“Roscoe! You know why I always get you to spit in my coffee? Makes it taste better.” Mallen chuckled to himself. “Brandon, you should have cracked that joke, you ARE the joker?”

“Piss off, Mallen. Thief.”

POV Exercise – third person

Sara stomped hard on the brakes, causing her Edwardian hat to go sailing from her head and settle on the dashboard. Her daughter yelled.
“Mum, what the fu-”
“Sorry, Mum, but you frightened the shit out of me!”
She softened her tone. “It’s just that I forgot the rest of the costumes for the dress rehearsal. I need to go back for them.”
Andrea’s face creased and that teenage whine started.
“I’ll be late!”
“I’m sure your friends will wait for you -”
“You don’t understand, you never do. I’ll get out and walk.”
Andrea got out of the car and flounced down the road in the way that only 14-year-olds can master. Sara watched her go with a mixture of apprehension and relief.

She looked in the rear view mirror and saw that the road behind her was clear. A feeling of devilment took hold of her. Putting the car into reverse, she shot backwards at high speed. Still got it, she thought. Sometimes it was handy being an ex-rally driver.

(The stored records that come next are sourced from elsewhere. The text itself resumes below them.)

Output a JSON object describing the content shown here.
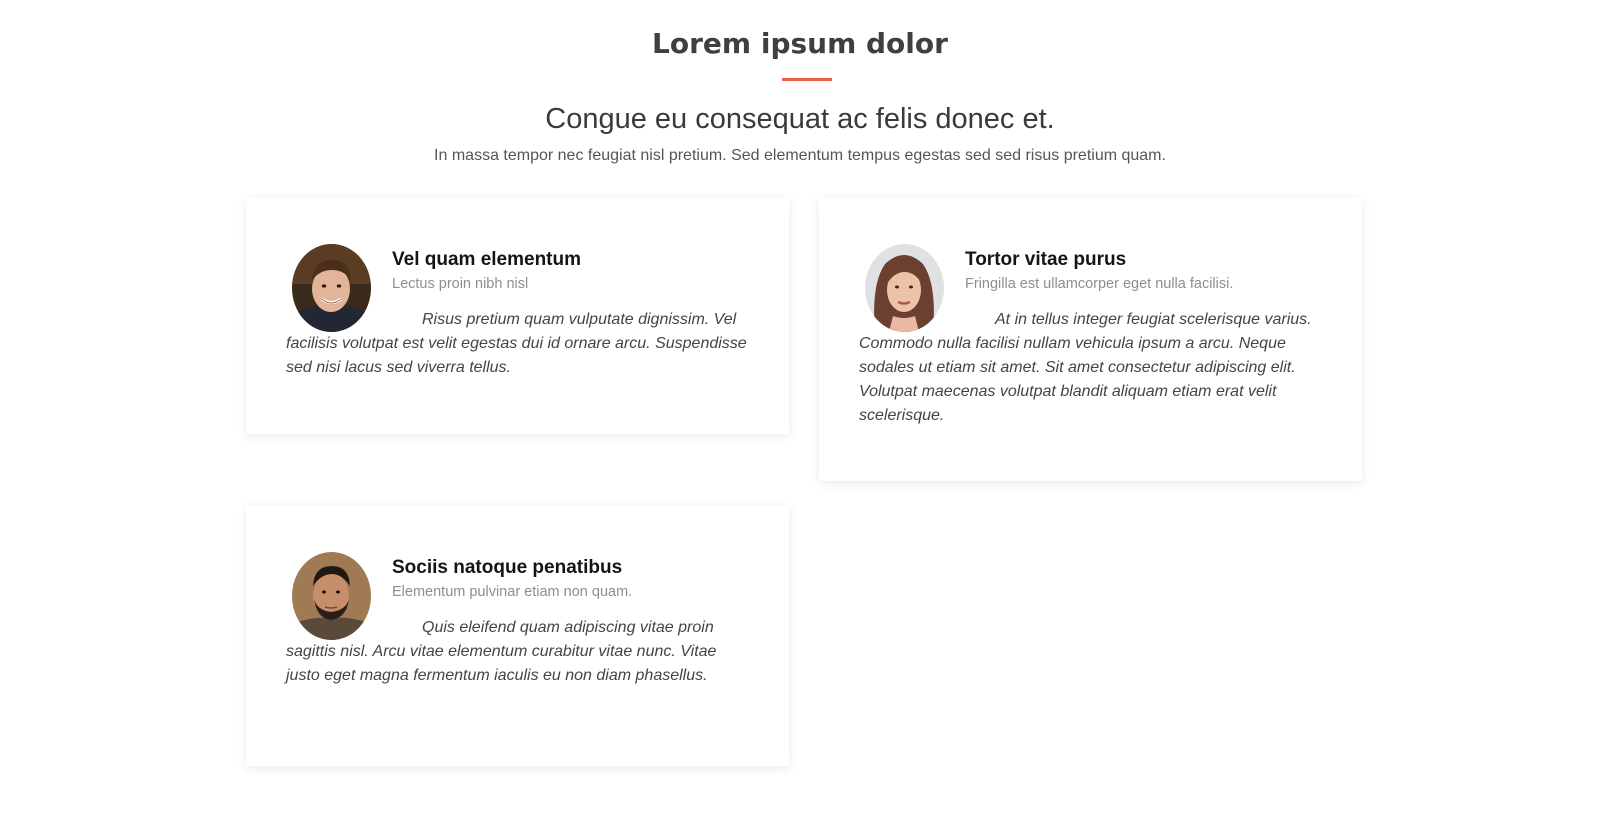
{
  "section": {
    "title": "Lorem ipsum dolor",
    "subtitle": "Congue eu consequat ac felis donec et.",
    "description": "In massa tempor nec feugiat nisl pretium. Sed elementum tempus egestas sed sed risus pretium quam."
  },
  "colors": {
    "accent": "#e8604c",
    "heading": "#151515",
    "muted": "#8e8e8e"
  },
  "testimonials": [
    {
      "name": "Vel quam elementum",
      "role": "Lectus proin nibh nisl",
      "quote": "Risus pretium quam vulputate dignissim. Vel facilisis volutpat est velit egestas dui id ornare arcu. Suspendisse sed nisi lacus sed viverra tellus.",
      "avatar": "man-portrait"
    },
    {
      "name": "Tortor vitae purus",
      "role": "Fringilla est ullamcorper eget nulla facilisi.",
      "quote": "At in tellus integer feugiat scelerisque varius. Commodo nulla facilisi nullam vehicula ipsum a arcu. Neque sodales ut etiam sit amet. Sit amet consectetur adipiscing elit. Volutpat maecenas volutpat blandit aliquam etiam erat velit scelerisque.",
      "avatar": "woman-portrait"
    },
    {
      "name": "Sociis natoque penatibus",
      "role": "Elementum pulvinar etiam non quam.",
      "quote": "Quis eleifend quam adipiscing vitae proin sagittis nisl. Arcu vitae elementum curabitur vitae nunc. Vitae justo eget magna fermentum iaculis eu non diam phasellus.",
      "avatar": "bearded-man-portrait"
    }
  ]
}
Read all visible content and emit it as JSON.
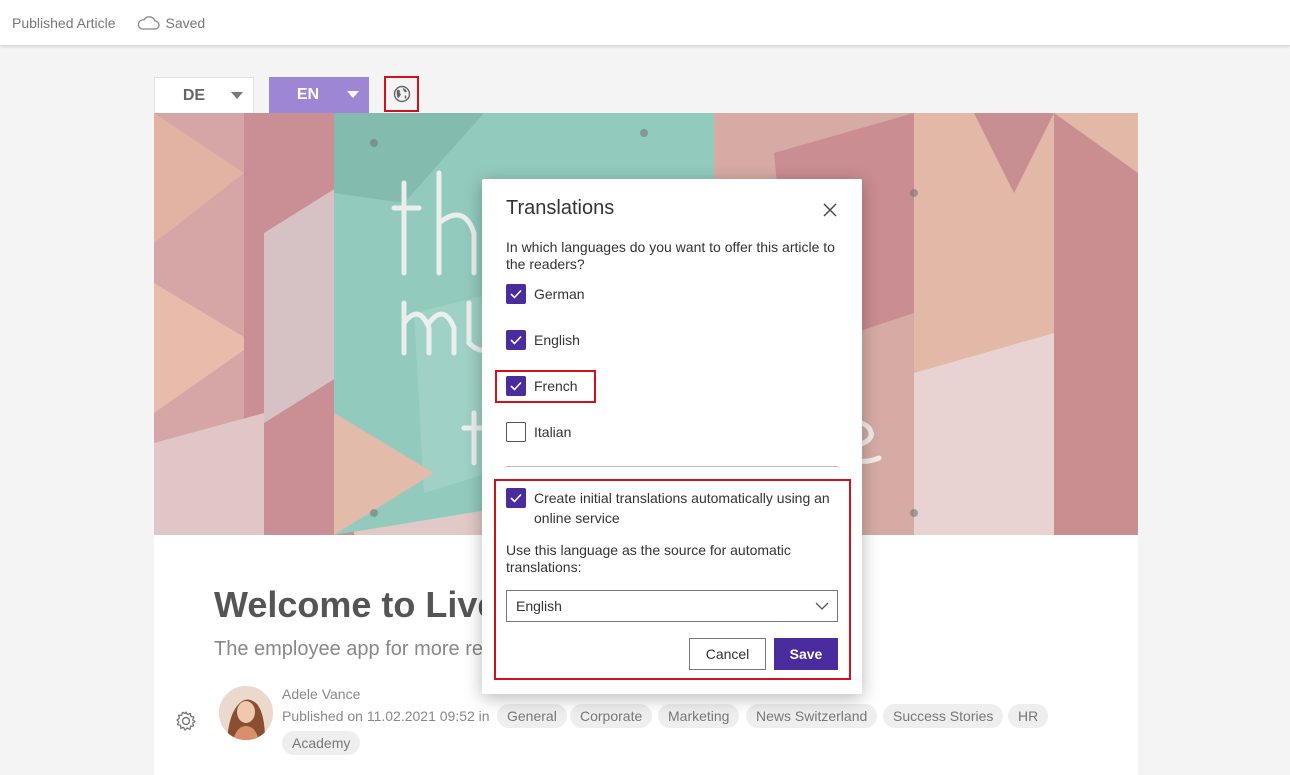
{
  "topbar": {
    "status": "Published Article",
    "saved": "Saved"
  },
  "language_tabs": [
    {
      "code": "DE"
    },
    {
      "code": "EN"
    }
  ],
  "article": {
    "title": "Welcome to LiveTiles",
    "subtitle": "The employee app for more reach",
    "author": "Adele Vance",
    "published": "Published on 11.02.2021 09:52 in",
    "tags": [
      "General",
      "Corporate",
      "Marketing",
      "News Switzerland",
      "Success Stories",
      "HR",
      "Academy"
    ]
  },
  "dialog": {
    "title": "Translations",
    "question": "In which languages do you want to offer this article to the readers?",
    "languages": [
      {
        "label": "German",
        "checked": true
      },
      {
        "label": "English",
        "checked": true
      },
      {
        "label": "French",
        "checked": true
      },
      {
        "label": "Italian",
        "checked": false
      }
    ],
    "auto_translate_label": "Create initial translations automatically using an online service",
    "auto_translate_checked": true,
    "source_label": "Use this language as the source for automatic translations:",
    "source_value": "English",
    "cancel_label": "Cancel",
    "save_label": "Save"
  },
  "colors": {
    "accent": "#4a2c9e",
    "tab_active": "#9d86d3",
    "highlight": "#d0121f"
  }
}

After 20 yards, she felt a lurch in her stomach… strange, perhaps age is making me nervous. She finished the drive at a more sedate pace and saw with relief she could park right outside the house – in fact the road was unusually clear of parked cars. Pulling up to the kerb, she dashed round to the back of the house worrying about those costumes. Can’t really have a dress rehearsal with no dresses. My Fair Lady in jeans and t-shirts…
A small chuckle started to escape her throat at the thought of the musical being performed in 21st century clothing but was quickly choked off at the sight of a man in shabby clothes exiting her back door, laden down with assorted household items, including her heirloom silver tea tray. It might be old and battered… hang on, it’s not!

The robber looked as shocked as Sara was. She shoulder-charged him and they both went down in a heap. She grabbed her silver tray, pausing only a moment to wonder again why it wasn’t bent out of shape, then cracked it across the robber’s skull. BLAM! He went down, hitting his head on the path for good measure. Now my tray looks like it should! She looked down at the tray-burglar. Her eyes skimmed his ragged outfit and filthy skin. Good grief, she mused, no wonder he’s out on the rob, poor bastard. The enormity of what she’d done hit her like a Ford Cosworth slamming into a brick wall. Bad memories. The ground rushed up to meet her and then — blackness.

She came round slowly. She could see the man she’d lamped over the head, still lying comatose, but between them was a pair of cute button-up boots skimmed with a skirt hemline. Must be Marie come to find me. Then she realised that unlike her wife’s rather crudely put-together costume, this skirt had no hanging threads. The owner of the boots and skirt must have bent down because her face appeared in Sara’s vision. A face surrounded by feathery tendrils of hair escaping from a chignon bun spoke: “I say, are you alright? You appear to have stopped this scoundrel from absconding with my property. I’ve sent a runner to fetch the police.”

Lady, I have absolutely no idea what you’re talking about.